RATIONALE: Fungal spores with allergenic potential are a predominant biological component in the atmosphere of Puerto Rico. Spores of basidiomycete fungi, such as Ganoderma spp, often outnumber the atmospheric concentration of mitosporic fungi and pollen from trees and grass. Nevertheless, extracts from basidiomycetes are not currently available for serological testing and knowledge of the relationship of reactivity with commercial extracts is limited.
METHODS: Spearman correlation matrices were generated, on an archived dataset, to identify relationships between reactivity to G. applanatum spore’s cytoplasmic extracts tested in ELISA (crude) and Western blot (19, 24, 33, 45, 56, 75, and 81 kDa) with reactivity to indoor, pests, farm animals, and pollen allergens commercial extracts. Also, principal component analysis was employed to identify clusters of variables explaining inter-subjects variabilities in reactivities.
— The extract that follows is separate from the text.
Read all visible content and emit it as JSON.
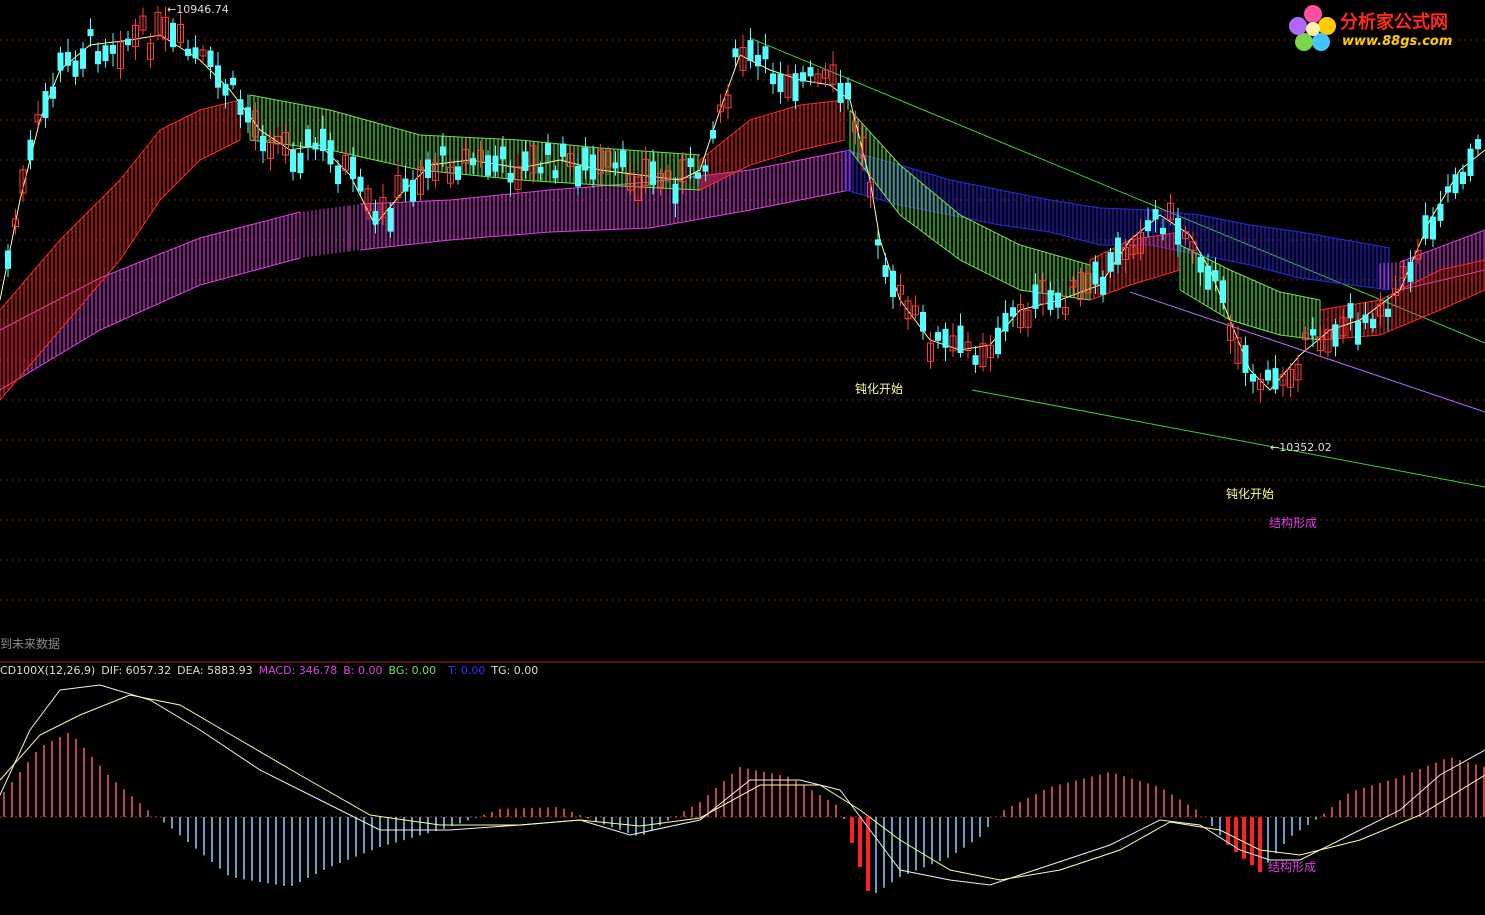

RESULTS: Only the reactivity to dog danger was highly correlated with the crude extract (r 50.48, p < 0.001), but the 45 and 75 kDa polypeptides were correlated with reactivities to mitosporic fungi (Alternaria, Aspergillus, Fusarium, Cladosporium), Mucor, pests (American cockroach, mouse, rat), and farm animal danders (chicken, horse) (r 5 .30 to 57, p 5 0.04 to < 0.001). G. applanatums polypeptides (except the 19 kDa) clustered together in explaining 21% of the variability among the subjects’ reactivities.
CONCLUSIONS: These results suggests that reactivity to mitosporic fungi, indoor allergens, and allergens from farm animals pose a respiratory health risk from exposures to G. applanatum fungal spores. Our findings also further support the relevance of G. applamatum as an important outdoor allergen among the Puerto Rico population.
Full conference title:
- AAAAI 2019